Berg Insight says that about 2.5 million organizations will have a BYOD policy by 2018.9 Globally, each person will own an average of 3.64 connected devices.10 Over 50% of respondents in a Cisco Connected World survey expects to use company devices for work and play.11Your company needs a BYOD policy now to cater to this growing trend. Besides providing your employees with more flexibility, a good BYOD policy means your workers can get more work done, even when they are outside the office.
A good BYOD policy will include:
Data protection technology has increased in sophistication but so has malware technology. A sound BYOD strategy requires a fine balance between protection and ease of use and access.
Many SMBs are using private cloud, big data and desktop virtualization which improve operational efficiencies, and also protect sensitive, business-critical data. Deploying the right defense infrastructure is crucial in preventing deployment delays, service disruptions and missed opportunities. This requires careful thinking and expert advice. It is best to work with an expert vendor such as a managed service provider (MSP) who has a strategic overview of all the best-of-breed solutions available in the market.
Some organizations fail to realize that their employees are their weakest link. The May 2017 WannaCry attack is a good example, hitting over 200,000 individuals by the third day.12 Enabling greater mobility without any proper security controls to protect corporate assets on employee-owned devices is asking for trouble.
Lastly, to support the needs of a mobile workforce that has countless connections made by countless user devices throughout the day, your company needs an agile server/network that can cater to usage peaks and troughs, to ensure that communication remains seamless and applications can be deployed quickly.

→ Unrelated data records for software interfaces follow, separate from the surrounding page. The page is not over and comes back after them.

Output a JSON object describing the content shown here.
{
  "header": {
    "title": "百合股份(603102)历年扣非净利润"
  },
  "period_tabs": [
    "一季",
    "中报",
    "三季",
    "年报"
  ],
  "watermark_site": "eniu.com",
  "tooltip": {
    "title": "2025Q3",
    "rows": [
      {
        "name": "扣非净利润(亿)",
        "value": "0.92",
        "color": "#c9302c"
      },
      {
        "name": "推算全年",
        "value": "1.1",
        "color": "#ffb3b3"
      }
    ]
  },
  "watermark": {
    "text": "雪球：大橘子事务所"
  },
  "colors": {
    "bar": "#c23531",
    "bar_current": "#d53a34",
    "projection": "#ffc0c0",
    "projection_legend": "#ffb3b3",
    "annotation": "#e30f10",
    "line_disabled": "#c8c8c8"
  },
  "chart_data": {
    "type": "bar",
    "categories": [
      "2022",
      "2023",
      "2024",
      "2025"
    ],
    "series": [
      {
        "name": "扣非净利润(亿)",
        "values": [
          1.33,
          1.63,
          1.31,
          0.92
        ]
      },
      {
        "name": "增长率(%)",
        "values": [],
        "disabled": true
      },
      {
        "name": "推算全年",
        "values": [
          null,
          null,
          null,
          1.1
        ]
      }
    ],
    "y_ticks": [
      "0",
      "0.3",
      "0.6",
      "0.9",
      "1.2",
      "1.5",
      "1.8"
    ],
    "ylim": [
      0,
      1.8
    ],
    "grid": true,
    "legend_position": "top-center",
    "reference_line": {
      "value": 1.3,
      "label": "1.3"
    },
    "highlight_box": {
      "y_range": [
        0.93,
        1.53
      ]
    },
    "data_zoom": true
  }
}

The design and execution of a mobile workforce strategy is critical to the business success of SMBs in today’s increasingly mobile and connected world. Ask us how you can do it right, with Cisco Start.
 Detailed findings of the Cisco study will be released soon